All of the records below should be output exactly.

== Extracted information ==

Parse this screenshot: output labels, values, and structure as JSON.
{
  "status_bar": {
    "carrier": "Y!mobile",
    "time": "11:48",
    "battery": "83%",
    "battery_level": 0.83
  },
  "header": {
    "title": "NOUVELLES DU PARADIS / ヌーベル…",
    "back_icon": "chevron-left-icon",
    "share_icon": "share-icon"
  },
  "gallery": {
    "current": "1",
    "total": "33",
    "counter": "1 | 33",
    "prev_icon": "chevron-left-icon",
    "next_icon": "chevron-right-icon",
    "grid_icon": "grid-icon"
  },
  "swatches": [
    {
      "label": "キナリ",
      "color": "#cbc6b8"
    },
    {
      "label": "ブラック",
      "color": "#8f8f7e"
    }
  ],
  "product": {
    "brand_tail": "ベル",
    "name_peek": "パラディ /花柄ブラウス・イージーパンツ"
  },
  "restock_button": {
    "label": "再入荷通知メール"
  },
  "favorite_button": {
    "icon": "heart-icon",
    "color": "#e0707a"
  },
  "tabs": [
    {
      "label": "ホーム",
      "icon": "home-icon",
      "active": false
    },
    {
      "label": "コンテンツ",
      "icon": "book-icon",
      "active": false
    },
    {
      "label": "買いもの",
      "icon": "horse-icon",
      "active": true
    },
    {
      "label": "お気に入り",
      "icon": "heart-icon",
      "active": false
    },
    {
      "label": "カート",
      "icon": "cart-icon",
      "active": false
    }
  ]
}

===

→ Response area:
Parse this screenshot: output labels, values, and structure as JSON.
{
  "status_bar": {
    "carrier": "Y!mobile",
    "time": "11:48",
    "battery": "83%",
    "battery_level": 0.83
  },
  "header": {
    "title": "NOUVELLES DU PARADIS / ヌーベル…",
    "back_icon": "chevron-left-icon",
    "share_icon": "share-icon"
  },
  "gallery": {
    "current": "1",
    "total": "33",
    "counter": "1 | 33",
    "prev_icon": "chevron-left-icon",
    "next_icon": "chevron-right-icon",
    "grid_icon": "grid-icon"
  },
  "swatches": [
    {
      "label": "キナリ",
      "color": "#cbc6b8"
    },
    {
      "label": "ブラック",
      "color": "#8f8f7e"
    }
  ],
  "product": {
    "brand_tail": "ベル",
    "name_peek": "パラディ /花柄ブラウス・イージーパンツ"
  },
  "restock_button": {
    "label": "再入荷通知メール"
  },
  "favorite_button": {
    "icon": "heart-icon",
    "color": "#e0707a"
  },
  "tabs": [
    {
      "label": "ホーム",
      "icon": "home-icon",
      "active": false
    },
    {
      "label": "コンテンツ",
      "icon": "book-icon",
      "active": false
    },
    {
      "label": "買いもの",
      "icon": "horse-icon",
      "active": true
    },
    {
      "label": "お気に入り",
      "icon": "heart-icon",
      "active": false
    },
    {
      "label": "カート",
      "icon": "cart-icon",
      "active": false
    }
  ]
}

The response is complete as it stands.